I laughed the first time I read that because I’ve found myself in the exact same situation before. Decisions wear us down to a point of exhaustion and we end up giving up on our well-intentioned plans. How did Shawn overcome the need to make all of those decisions in a groggy state?

“Each night before I went to sleep, I wrote out a plan for where I would exercise in the morning and what parts of my body I would focus on. Then, I put my sneakers right by my bed. Finally - and most important - I just went to sleep in my gym clothes.”

When morning came, all he had to do was wake up, put his shoes on and head out the door. Very little activation energy and few decisions required. Not everyone is going to have a goal to workout more, and thankfully the principles discussed here can apply to a range of goals.

Research has shown that it takes around 60 days to develop a habit. Don't waste the first couple months of the year wearing out your willpower. Focus your energy on turning your goals into habits. 

The 20-Second Rule

Developing good habits to accomplish your goals is one thing. Breaking a bad habit is another. There are only so many hours in the day, so in order to free up time for the good things, we need to break our bad habits. Like, say, watching TV:

“According to a quick Google search, the average American watches five to seven hours of television a day. At one point, I was watching about three hours a day, which was of course decreasing my productivity and time with my real-life friends. I wanted to watch less television, but every time I’d come home from work, I would be tired from teaching, and it was so easy to sit down on the couch and press the “on” button on the remote control. So I decided to do another experiment on myself. I took the batteries out of the remote control, took my stopwatch, and walked the batteries exactly 20 seconds away and left them in a drawer in my bedroom.”

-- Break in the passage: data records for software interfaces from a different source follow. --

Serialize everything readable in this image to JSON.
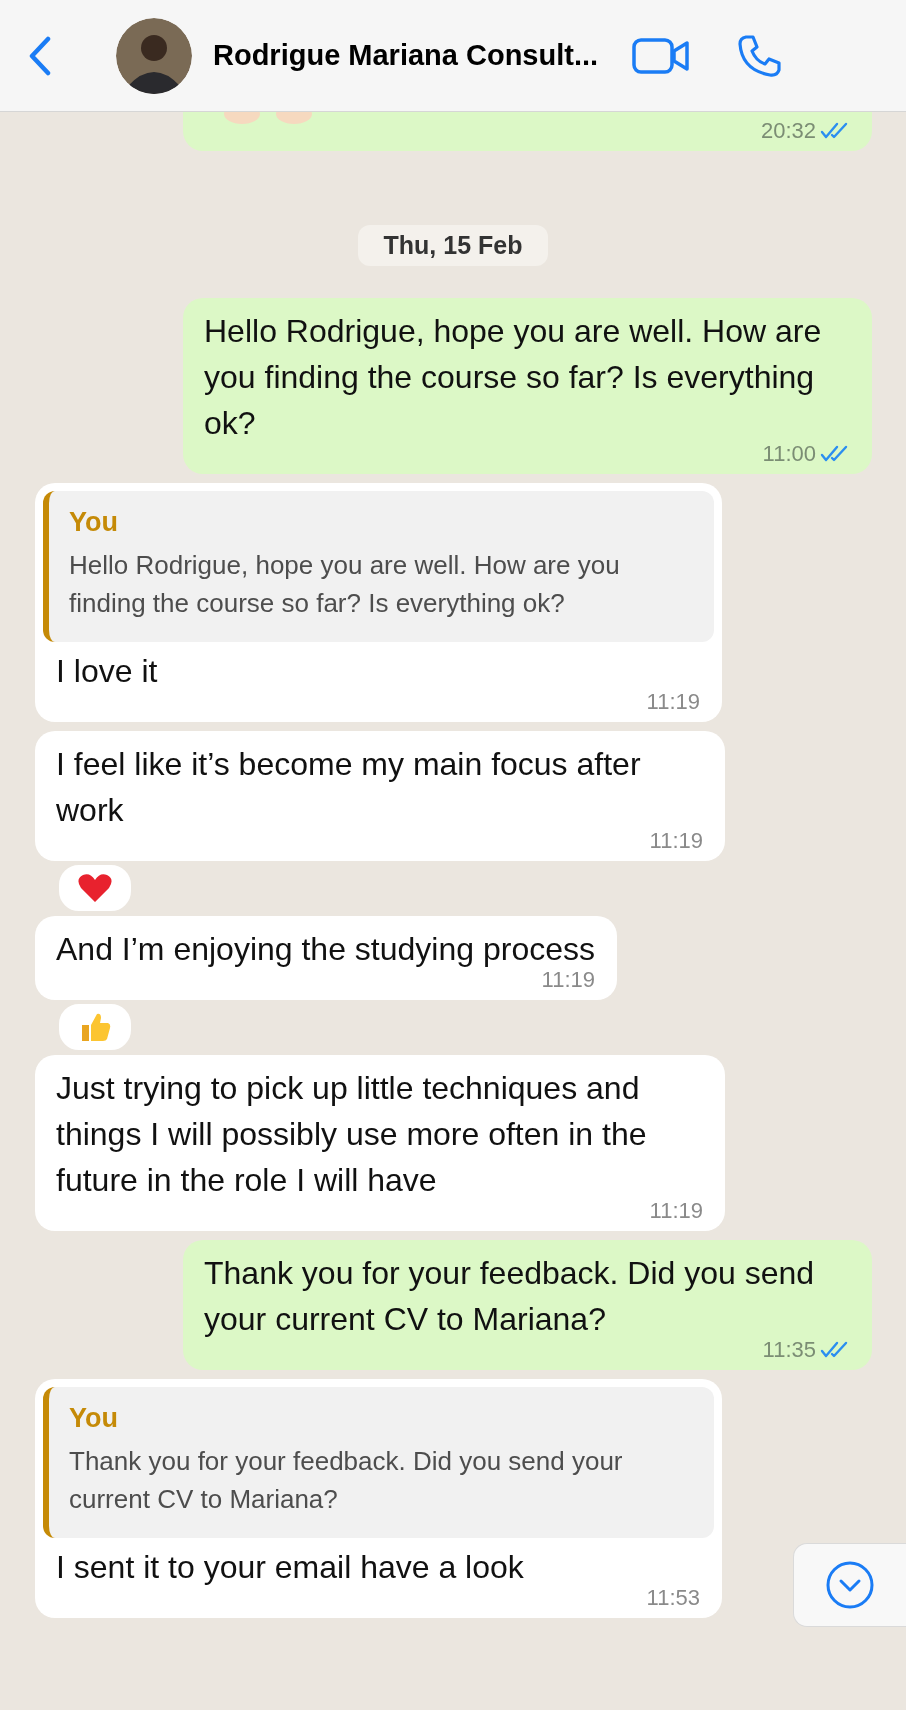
{
  "header": {
    "contact_name": "Rodrigue Mariana Consult..."
  },
  "messages": [
    {
      "kind": "outgoing",
      "partial": true,
      "time": "20:32",
      "read": true
    },
    {
      "kind": "date",
      "text": "Thu, 15 Feb"
    },
    {
      "kind": "outgoing",
      "text": "Hello Rodrigue, hope you are well. How are you finding the course so far? Is everything ok?",
      "time": "11:00",
      "read": true
    },
    {
      "kind": "incoming",
      "reply": {
        "author": "You",
        "text": "Hello Rodrigue, hope you are well. How are you finding the course so far? Is everything ok?"
      },
      "text": "I love it",
      "time": "11:19"
    },
    {
      "kind": "incoming",
      "text": "I feel like it’s become my main focus after work",
      "time": "11:19",
      "reaction": {
        "kind": "heart"
      }
    },
    {
      "kind": "incoming",
      "text": "And I’m enjoying the studying process",
      "time": "11:19",
      "reaction": {
        "kind": "thumbs_up"
      }
    },
    {
      "kind": "incoming",
      "text": "Just trying to pick up little techniques and things I will possibly use more often in the future in the role I will have",
      "time": "11:19"
    },
    {
      "kind": "outgoing",
      "text": "Thank you for your feedback. Did you send your current  CV to Mariana?",
      "time": "11:35",
      "read": true
    },
    {
      "kind": "incoming",
      "reply": {
        "author": "You",
        "text": "Thank you for your feedback. Did you send your current  CV to Mariana?"
      },
      "text": "I sent it to your email have a look",
      "time": "11:53"
    }
  ]
}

Here, Shawn is referring to the 20-Second Rule. The 20-Second Rule is the idea, that, for habits you are trying to develop, it should take you less than 20 seconds to get started on the activity (i.e. less activation energy). On the flipside, the 20-Second Rule can also be used in reverse. For bad habits you are looking to break, it should take you more than 20 seconds to get started on the activity (i.e. more activation energy).

Taking the batteries out of the TV remote and putting them in another room might sound ridiculous, but if you are looking to cut back on TV watching, try it out. I'd be shocked if your TV watching didn't go down (provided every time you take the batteries out every time you are done watching). 

Let me be clear, not all bad habits are easy to break, and developing good habits still does take effort, even if you minimize the effort it takes. However, applying the 20-Second Rule where possible can change your life. At a minimum, try it out.

If you want to read more, put a book on your couch or pillow.

If you want to eat healthier, hide (or don't buy junk food) and make nutritious food easy to access.

If you want to cook more, make sure you have the necessary ingredients at home.

If you want to save or invest more, automate it.

If you want to spend less, stay out of your favorite stores and be careful with Amazon's 1-Click ordering (they knew what they were doing when they created it). 

If you want to work out more, sleep in your gym clothes.

I hope 2017 is the year where more and more people accomplish more and more of their goals. Try out the 20-Second Rule and if you fail at first, keep trying. Failure is a natural outcome on the path to growth.

Since I’ve already used two Shawn Achor quotes from “The Happiness Advantage”, why not leave you with one more gem:

“Lower the activation energy for habits you want to adopt, and raise it for habits you want to avoid. The more we can lower or even eliminate the activation energy for our desired actions, the more we enhance our ability to jump-start positive change.”